A new initiative launched by a group of community, arts and education leaders in Austin, Texas is taking a different approach to tackling the Latino achievement gap.
The nonprofit Hispanic Alliance for the Performing Arts, seeking to increase Latino participation in the arts, is starting a local version of El Sistema, a music education program that emphasizes training in orchestral music for children. According to this story in the Austin American-Statesman, “the group came together after leaders noted that Hispanic participation in the arts has not kept pace with the population growth.”

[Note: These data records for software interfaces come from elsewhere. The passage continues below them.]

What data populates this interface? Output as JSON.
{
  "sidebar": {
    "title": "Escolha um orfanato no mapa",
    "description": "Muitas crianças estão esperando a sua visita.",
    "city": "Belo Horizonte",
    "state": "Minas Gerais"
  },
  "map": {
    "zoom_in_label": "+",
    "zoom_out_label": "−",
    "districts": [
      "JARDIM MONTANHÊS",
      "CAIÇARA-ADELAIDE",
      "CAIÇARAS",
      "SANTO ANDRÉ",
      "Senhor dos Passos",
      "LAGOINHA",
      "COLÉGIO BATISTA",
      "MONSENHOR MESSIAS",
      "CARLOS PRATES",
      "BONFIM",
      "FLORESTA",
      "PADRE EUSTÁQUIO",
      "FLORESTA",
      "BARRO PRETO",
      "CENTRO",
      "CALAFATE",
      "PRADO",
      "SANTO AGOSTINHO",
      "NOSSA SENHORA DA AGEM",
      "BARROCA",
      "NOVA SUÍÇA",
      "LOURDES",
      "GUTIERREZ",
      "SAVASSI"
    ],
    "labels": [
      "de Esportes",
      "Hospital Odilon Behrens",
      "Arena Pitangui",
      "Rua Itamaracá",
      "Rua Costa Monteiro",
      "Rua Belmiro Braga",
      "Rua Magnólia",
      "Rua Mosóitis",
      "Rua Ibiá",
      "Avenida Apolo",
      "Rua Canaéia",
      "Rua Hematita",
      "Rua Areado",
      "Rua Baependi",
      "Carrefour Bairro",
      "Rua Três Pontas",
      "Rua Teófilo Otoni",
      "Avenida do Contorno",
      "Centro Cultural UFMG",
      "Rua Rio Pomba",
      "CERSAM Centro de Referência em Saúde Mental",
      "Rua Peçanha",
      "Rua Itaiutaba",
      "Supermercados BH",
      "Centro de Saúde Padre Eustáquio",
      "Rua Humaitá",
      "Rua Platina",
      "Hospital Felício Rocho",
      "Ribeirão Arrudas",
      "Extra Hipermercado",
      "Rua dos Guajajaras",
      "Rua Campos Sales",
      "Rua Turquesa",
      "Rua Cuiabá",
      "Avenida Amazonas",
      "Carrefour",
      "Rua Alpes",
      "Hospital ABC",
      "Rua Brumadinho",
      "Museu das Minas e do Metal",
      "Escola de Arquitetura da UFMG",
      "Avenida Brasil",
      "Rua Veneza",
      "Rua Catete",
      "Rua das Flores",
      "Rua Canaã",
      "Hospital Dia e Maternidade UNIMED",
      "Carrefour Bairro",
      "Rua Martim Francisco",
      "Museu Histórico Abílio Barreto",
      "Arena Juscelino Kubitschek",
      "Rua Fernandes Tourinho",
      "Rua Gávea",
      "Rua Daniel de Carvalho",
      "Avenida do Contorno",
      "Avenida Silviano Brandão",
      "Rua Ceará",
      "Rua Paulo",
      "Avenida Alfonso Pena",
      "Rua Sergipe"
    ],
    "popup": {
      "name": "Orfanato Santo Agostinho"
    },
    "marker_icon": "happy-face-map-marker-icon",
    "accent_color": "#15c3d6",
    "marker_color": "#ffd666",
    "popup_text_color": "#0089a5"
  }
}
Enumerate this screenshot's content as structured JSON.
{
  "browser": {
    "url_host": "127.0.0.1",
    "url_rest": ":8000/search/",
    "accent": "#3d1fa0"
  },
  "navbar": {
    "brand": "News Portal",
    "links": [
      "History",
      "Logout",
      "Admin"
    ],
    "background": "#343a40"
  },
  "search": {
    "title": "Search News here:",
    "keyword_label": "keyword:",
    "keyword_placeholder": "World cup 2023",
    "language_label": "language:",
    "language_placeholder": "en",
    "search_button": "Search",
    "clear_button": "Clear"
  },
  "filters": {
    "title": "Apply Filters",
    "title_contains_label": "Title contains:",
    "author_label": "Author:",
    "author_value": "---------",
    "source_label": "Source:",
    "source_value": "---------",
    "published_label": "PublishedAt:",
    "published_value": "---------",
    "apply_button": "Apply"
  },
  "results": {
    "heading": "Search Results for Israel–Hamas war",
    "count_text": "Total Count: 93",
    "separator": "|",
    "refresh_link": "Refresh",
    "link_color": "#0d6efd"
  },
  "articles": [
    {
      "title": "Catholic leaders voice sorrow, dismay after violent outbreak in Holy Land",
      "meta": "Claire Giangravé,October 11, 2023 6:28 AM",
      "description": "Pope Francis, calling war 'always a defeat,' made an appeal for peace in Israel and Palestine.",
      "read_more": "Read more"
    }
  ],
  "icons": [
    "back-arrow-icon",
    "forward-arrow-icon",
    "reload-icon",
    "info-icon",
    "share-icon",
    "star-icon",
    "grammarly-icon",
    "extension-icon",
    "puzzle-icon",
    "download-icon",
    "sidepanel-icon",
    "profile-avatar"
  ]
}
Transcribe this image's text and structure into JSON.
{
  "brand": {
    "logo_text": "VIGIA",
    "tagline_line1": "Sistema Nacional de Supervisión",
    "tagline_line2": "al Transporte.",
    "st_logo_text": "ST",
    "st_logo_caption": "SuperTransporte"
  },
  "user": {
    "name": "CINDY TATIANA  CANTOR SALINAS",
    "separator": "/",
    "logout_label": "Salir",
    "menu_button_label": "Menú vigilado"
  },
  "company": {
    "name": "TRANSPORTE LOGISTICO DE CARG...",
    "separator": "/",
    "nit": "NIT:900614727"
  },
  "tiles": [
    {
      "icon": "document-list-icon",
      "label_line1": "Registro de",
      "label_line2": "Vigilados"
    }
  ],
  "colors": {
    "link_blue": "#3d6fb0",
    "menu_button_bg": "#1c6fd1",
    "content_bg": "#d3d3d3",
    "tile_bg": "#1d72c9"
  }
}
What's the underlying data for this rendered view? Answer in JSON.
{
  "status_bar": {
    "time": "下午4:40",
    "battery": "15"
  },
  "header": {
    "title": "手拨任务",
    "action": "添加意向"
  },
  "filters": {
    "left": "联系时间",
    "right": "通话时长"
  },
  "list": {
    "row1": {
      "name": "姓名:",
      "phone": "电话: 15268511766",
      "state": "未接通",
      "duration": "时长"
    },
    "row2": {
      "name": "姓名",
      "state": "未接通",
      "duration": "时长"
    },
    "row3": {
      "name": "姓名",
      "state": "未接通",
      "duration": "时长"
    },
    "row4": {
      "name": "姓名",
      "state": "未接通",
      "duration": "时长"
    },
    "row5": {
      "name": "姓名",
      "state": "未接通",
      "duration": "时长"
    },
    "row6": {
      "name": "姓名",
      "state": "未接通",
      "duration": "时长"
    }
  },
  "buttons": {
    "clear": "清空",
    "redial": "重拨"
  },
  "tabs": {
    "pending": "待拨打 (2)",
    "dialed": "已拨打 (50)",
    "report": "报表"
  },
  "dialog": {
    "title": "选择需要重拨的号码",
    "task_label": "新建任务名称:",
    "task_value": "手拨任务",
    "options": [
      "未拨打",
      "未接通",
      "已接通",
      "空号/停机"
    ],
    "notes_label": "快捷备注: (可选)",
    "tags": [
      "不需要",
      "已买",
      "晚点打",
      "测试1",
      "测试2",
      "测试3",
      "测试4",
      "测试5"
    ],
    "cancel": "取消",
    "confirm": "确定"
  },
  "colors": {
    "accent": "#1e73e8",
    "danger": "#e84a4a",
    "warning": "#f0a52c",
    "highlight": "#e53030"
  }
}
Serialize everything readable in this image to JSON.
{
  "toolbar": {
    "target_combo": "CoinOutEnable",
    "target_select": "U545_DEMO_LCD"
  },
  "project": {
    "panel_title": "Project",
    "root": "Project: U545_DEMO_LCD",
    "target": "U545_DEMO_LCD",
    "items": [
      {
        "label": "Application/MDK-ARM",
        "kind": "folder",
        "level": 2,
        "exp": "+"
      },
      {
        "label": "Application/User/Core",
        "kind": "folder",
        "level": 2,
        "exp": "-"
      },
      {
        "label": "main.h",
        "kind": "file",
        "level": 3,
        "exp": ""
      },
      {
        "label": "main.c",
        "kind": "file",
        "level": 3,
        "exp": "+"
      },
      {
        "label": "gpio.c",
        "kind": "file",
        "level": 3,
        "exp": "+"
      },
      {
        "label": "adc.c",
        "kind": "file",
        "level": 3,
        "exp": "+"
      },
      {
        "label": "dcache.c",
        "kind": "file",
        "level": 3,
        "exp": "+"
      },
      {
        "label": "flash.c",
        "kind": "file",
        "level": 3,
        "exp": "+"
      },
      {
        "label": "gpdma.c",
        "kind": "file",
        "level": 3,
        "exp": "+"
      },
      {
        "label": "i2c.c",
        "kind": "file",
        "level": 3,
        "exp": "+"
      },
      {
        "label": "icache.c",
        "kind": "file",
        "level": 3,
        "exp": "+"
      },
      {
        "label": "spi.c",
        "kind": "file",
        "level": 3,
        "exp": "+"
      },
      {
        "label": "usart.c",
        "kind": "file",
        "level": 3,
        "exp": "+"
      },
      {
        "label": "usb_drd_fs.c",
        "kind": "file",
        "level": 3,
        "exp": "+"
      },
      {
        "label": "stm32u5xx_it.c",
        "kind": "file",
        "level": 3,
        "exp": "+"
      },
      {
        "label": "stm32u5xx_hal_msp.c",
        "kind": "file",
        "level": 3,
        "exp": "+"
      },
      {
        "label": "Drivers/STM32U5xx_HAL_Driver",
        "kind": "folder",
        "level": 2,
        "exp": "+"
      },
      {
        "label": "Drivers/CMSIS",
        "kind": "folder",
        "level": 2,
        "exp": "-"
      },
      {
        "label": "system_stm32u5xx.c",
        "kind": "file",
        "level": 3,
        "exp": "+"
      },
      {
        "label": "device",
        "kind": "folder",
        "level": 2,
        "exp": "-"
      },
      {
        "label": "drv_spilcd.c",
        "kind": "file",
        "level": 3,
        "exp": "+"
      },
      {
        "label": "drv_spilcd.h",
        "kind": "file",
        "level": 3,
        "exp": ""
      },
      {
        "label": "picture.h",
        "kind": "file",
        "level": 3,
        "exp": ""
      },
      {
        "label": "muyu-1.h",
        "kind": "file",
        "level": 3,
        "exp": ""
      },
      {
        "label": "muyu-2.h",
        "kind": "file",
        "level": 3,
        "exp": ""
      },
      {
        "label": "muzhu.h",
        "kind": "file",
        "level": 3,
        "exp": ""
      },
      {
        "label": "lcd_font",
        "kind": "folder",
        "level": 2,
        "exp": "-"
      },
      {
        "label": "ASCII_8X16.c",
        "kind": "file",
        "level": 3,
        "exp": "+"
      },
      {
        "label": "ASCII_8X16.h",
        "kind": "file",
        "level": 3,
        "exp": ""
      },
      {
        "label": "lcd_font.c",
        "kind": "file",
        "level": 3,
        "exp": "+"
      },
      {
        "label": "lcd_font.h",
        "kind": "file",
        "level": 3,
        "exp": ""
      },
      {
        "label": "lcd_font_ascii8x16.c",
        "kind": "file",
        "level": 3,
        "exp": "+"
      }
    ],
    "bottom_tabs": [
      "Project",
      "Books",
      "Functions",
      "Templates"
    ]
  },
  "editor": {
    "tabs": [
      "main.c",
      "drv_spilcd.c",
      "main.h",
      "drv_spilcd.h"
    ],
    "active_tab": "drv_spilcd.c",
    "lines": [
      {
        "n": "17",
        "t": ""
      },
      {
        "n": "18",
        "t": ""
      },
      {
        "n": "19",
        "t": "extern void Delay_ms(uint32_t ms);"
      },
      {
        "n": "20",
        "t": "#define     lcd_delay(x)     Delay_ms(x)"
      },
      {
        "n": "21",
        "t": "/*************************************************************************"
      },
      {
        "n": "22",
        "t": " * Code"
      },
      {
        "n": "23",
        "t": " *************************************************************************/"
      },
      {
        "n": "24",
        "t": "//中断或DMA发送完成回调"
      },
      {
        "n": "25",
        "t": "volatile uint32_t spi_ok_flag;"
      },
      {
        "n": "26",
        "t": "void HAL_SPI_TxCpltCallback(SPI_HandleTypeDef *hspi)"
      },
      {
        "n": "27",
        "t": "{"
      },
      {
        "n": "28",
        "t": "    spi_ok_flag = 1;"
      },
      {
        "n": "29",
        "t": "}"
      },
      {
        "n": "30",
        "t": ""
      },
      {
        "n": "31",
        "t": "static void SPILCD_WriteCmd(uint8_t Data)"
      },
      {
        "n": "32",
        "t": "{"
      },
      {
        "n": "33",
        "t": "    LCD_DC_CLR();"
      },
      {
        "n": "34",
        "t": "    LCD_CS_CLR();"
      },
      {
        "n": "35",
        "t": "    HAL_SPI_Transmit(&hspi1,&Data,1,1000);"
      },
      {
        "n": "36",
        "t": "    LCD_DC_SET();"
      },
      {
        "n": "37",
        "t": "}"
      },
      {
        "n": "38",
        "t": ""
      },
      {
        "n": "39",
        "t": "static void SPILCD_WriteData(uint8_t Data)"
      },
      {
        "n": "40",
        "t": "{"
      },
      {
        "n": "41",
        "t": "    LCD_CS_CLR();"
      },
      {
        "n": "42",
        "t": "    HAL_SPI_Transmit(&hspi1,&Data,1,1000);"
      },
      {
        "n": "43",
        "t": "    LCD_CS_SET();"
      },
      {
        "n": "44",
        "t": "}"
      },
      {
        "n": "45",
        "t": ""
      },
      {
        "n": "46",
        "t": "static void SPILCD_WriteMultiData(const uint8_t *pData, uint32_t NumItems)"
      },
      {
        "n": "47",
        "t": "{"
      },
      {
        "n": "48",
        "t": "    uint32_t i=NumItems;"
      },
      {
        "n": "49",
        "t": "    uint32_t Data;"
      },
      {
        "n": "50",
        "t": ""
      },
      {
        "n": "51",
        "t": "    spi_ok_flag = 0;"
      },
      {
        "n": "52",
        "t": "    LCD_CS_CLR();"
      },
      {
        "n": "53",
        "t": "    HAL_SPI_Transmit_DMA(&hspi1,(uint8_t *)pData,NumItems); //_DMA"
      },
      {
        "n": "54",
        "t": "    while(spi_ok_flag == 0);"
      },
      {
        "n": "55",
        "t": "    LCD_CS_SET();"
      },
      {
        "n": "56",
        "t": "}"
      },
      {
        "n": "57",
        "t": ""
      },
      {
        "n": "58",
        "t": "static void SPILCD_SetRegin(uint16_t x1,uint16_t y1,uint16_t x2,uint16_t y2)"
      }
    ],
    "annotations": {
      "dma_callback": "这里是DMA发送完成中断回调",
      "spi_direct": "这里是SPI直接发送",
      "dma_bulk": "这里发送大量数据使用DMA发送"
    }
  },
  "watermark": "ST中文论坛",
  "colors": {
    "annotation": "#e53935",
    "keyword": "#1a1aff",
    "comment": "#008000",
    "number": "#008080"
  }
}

The El Sistema program, a rigorous music training program first founded 30 years ago in Venezuela, has launched in dozens of cities around the U.S. already. Its website describes the program as a “visionary global movement that transforms the lives of children through music.” Gustavo Dudamel, music director of the Los Angeles Philharmonic is a graduate of the program.
The Statesman article notes that a National Endowment for the Arts study found that only about one-third of adult Latinos attend arts events, compared with more than half of adult whites. Only 3.8 percent of adult Latinos attended a classical music event, compared with 11.3 percent of the Anglo whites.
The group hopes to reduce the Latino dropout rate through its efforts, citing a connection between student achievement and music education. The Austin American-Statesman article refers to a 2006 National Association for Music Education study that showed schools with music programs have higher graduation rates than those without music programs.
If there is an El Sistema program or similar music training program for Latinos in your area, it would be worth looking at their success rates. Do their students perform better in academic areas? Have they made a dent in dropout rates?
What about music and other arts programs offered in schools? Are Latino students represented in music classes, band, choir, theater, and other arts activities? If so, how do those students compare to those who are not involved in arts training? If not, what accounts for the lack of representation? Have recent school budget cuts affected those programs?